In Helle v. Brush, 53 Ill.2d 405, 292 N.E.2d 372, the court cautions against a boilerplate application of the rationale that demands strict compliance with all prerequisites of the statutory created actions before permitting a person to assert any rights thereunder. The issue there was whether defendant's timely counterclaim, arising out of the same occurrence as the underlying suit, could be filed against a public entity under the provisions of the Local Governmental and Governmental Employees Tort Immunity Act (Ill. Rev. Stat. 1967, ch. 85, par. 8-102) where there had been a failure to comply with the notice requirements of the Act. The court found that the purpose of section 17 of the Limitations Act to be one of fundamental fairness as well as a desire to grant defendant his complete day in court and that such purposes when balanced against the rationale for the notice section of the Tort Immunity Act far outweighed the latter thereby furnishing compelling logic for permitting defendant to assert his counterclaim. The decision explicitly rejects as broad and imprecise the classification of section 8-102 as a condition precedent to the assertion of the right.
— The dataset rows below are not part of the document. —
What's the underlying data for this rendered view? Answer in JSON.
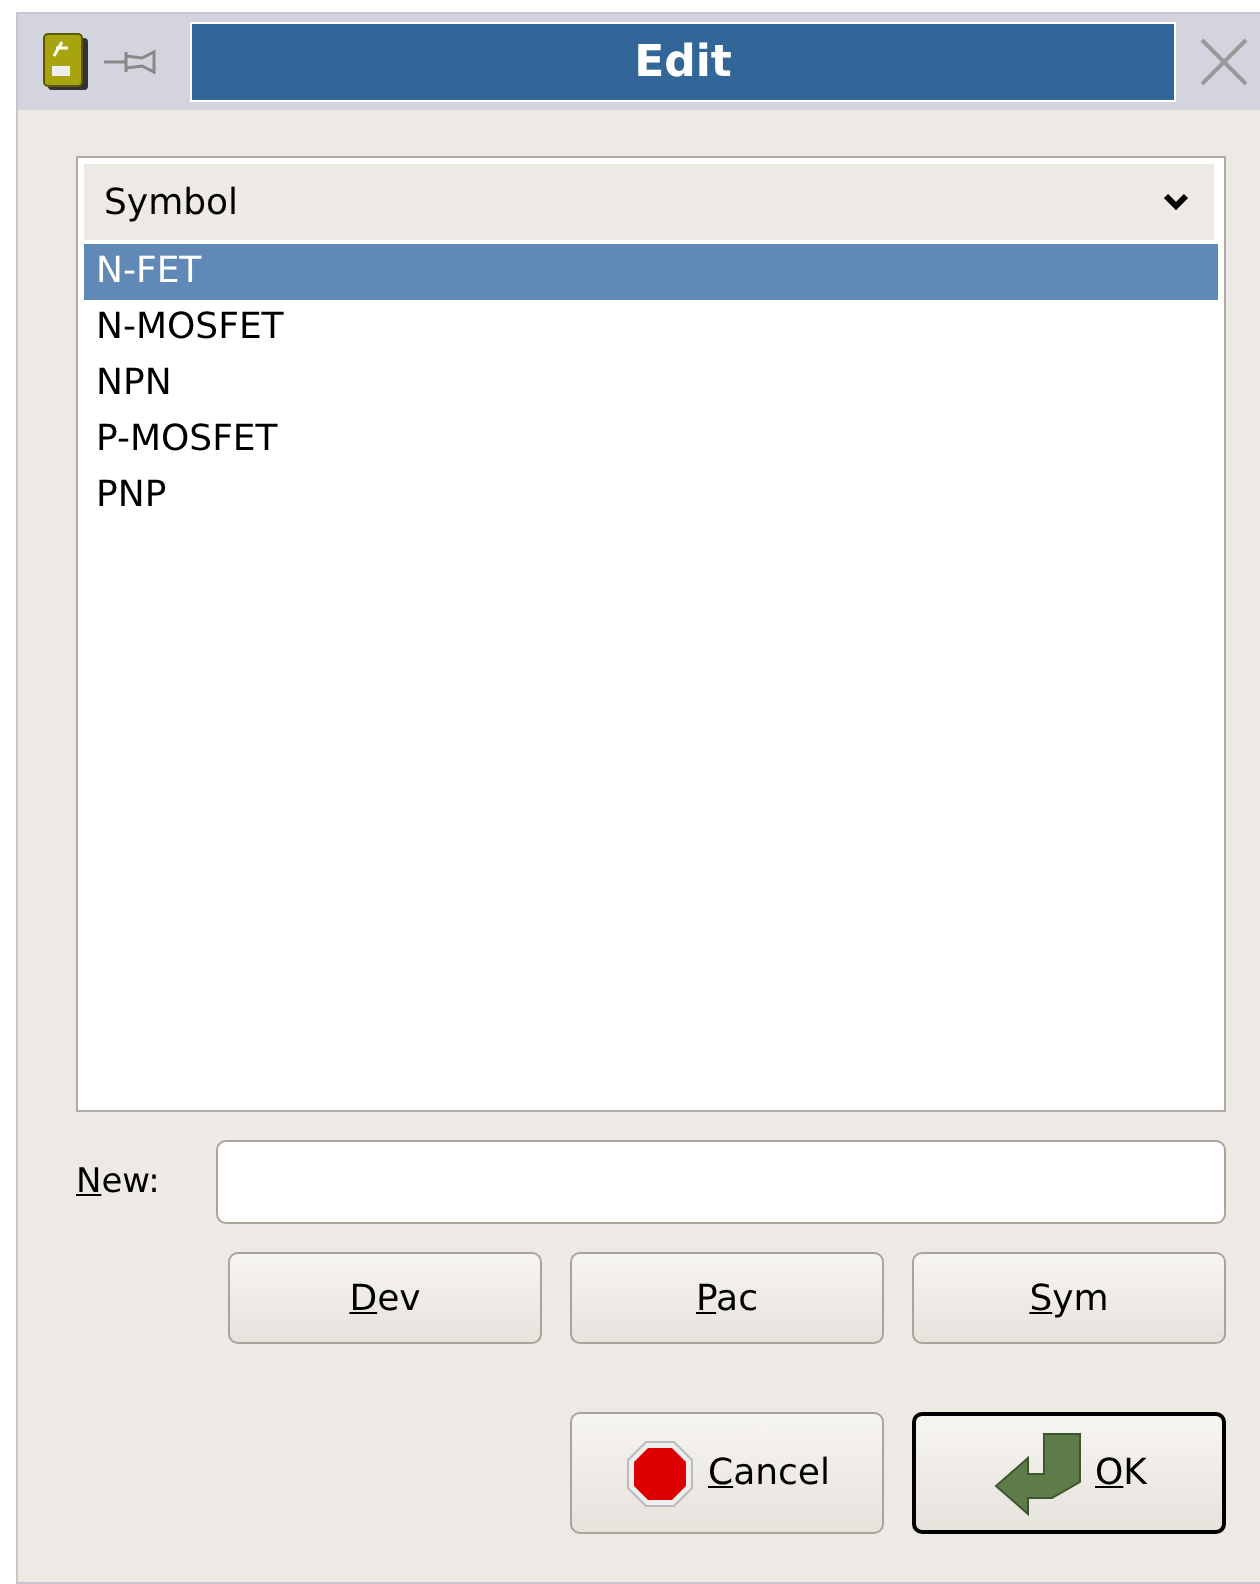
{
  "window": {
    "title": "Edit"
  },
  "list": {
    "header": "Symbol",
    "items": [
      {
        "label": "N-FET",
        "selected": true
      },
      {
        "label": "N-MOSFET",
        "selected": false
      },
      {
        "label": "NPN",
        "selected": false
      },
      {
        "label": "P-MOSFET",
        "selected": false
      },
      {
        "label": "PNP",
        "selected": false
      }
    ]
  },
  "new_field": {
    "label": "New:",
    "mnemonic": true
  },
  "buttons": [
    {
      "label": "Dev",
      "mnemonic": true
    },
    {
      "label": "Pac",
      "mnemonic": true
    },
    {
      "label": "Sym",
      "mnemonic": true
    }
  ],
  "dialog_buttons": [
    {
      "kind": "cancel",
      "label": "Cancel",
      "mnemonic": true,
      "default": false
    },
    {
      "kind": "ok",
      "label": "OK",
      "mnemonic": true,
      "default": true
    }
  ]
}
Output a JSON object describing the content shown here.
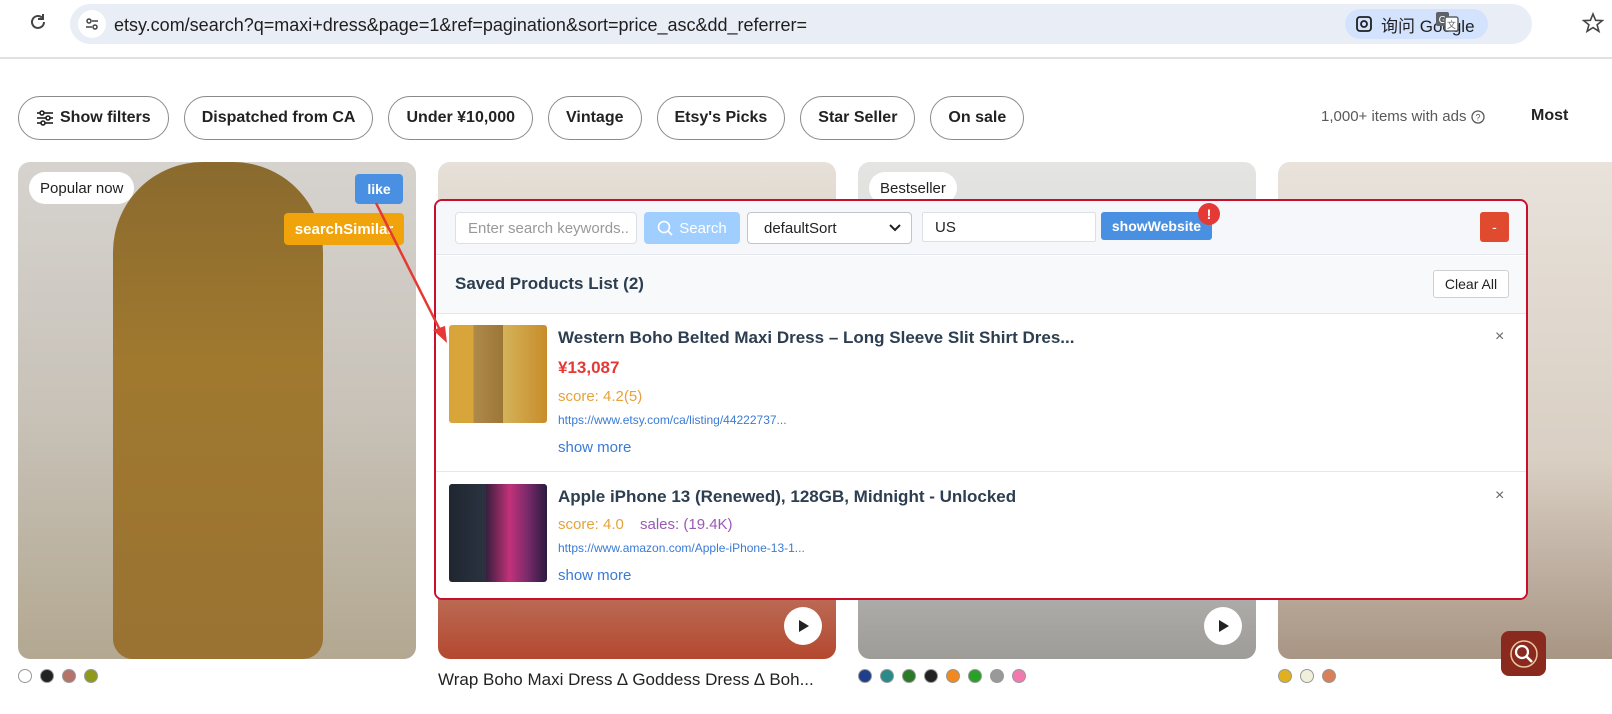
{
  "browser": {
    "url": "etsy.com/search?q=maxi+dress&page=1&ref=pagination&sort=price_asc&dd_referrer=",
    "lens_label": "询问 Google"
  },
  "filters": {
    "show_filters": "Show filters",
    "chips": [
      "Dispatched from CA",
      "Under ¥10,000",
      "Vintage",
      "Etsy's Picks",
      "Star Seller",
      "On sale"
    ],
    "items_count": "1,000+ items with ads",
    "sort_label": "Most"
  },
  "cards": {
    "card1_badge": "Popular now",
    "card3_badge": "Bestseller",
    "like_label": "like",
    "search_similar_label": "searchSimilar",
    "card2_title": "Wrap Boho Maxi Dress ∆ Goddess Dress ∆ Boh...",
    "swatches1": [
      "#ffffff",
      "#222222",
      "#b5746a",
      "#8f9a1a"
    ],
    "swatches3": [
      "#1f3f8a",
      "#2a8a8a",
      "#2a7a2a",
      "#222222",
      "#f08a20",
      "#2aa02a",
      "#999999",
      "#f07ab0"
    ],
    "swatches4": [
      "#e0b020",
      "#f0f0dc",
      "#d8805a"
    ]
  },
  "plugin": {
    "keyword_placeholder": "Enter search keywords..",
    "search_label": "Search",
    "sort_value": "defaultSort",
    "region_value": "US",
    "show_website_label": "showWebsite",
    "alert_badge": "!",
    "collapse_label": "-",
    "list_title": "Saved Products List (2)",
    "clear_all_label": "Clear All",
    "items": [
      {
        "title": "Western Boho Belted Maxi Dress – Long Sleeve Slit Shirt Dres...",
        "price": "¥13,087",
        "score": "score: 4.2(5)",
        "url": "https://www.etsy.com/ca/listing/44222737...",
        "more": "show more",
        "close": "×"
      },
      {
        "title": "Apple iPhone 13 (Renewed), 128GB, Midnight - Unlocked",
        "score": "score: 4.0",
        "sales": "sales: (19.4K)",
        "url": "https://www.amazon.com/Apple-iPhone-13-1...",
        "more": "show more",
        "close": "×"
      }
    ]
  },
  "colors": {
    "panel_border": "#c8102e",
    "like_blue": "#4a90e2",
    "search_similar_orange": "#f0a30a",
    "price_red": "#e53935",
    "score_orange": "#e6a23c",
    "sales_purple": "#9b59b6",
    "link_blue": "#3a7bd5"
  }
}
• 1, 2 This same practical test may be utilized in the instant case. Although our research into the congressional hearings on the enactment of the Federal Truth in Lending Bill fails to disclose the purpose behind the one year filing period, we note that the Act is intended to safeguard the consumer in connection with the utilization of credit and the enforcement of the Act is accomplished largely through the institution of civil actions. For this reason, no provision was made for investigative or enforcement machinery at the federal level on the assumption that the civil penalty section would secure substantial compliance with the Act. *fn4 The placement of such responsibility on the often unknowledgeable consumer lends support for the conclusion that the penalty sought to be imposed on violators of this Act should not be circumvented where the debtor's obligation is not stale and is raised by way of a section 17 counterclaim arising out of the same occurrence. We conclude that the one year limitation in which to bring the federal right is not such an integral part of the Federal Truth in Lending Act as to outweigh the combined purposes of that Act and section 17 of the Limitations Act. Support for our holding is found in a recent New York decision where, under the interpretation of a New York statute substantially similar to our section 17 of the Limitations Act, the court allowed defendant's untimely counterclaim alleging violations of the Federal Truth in Lending Act although the one year period had expired. (First National City Bank v. Drake, CCH (1969-1973 Transfer Binder) Consumer Credit ¶ 98,939 at 88,652.) We are therefore granting defendant his day in court.
Accordingly, the judgment of the circuit court dismissing defendant's counterclaim is reversed and the cause remanded for further proceedings not inconsistent with the views expressed herein.
Reversed and remanded.
SULLIVAN, P.J., and DRUCKER, J., concur.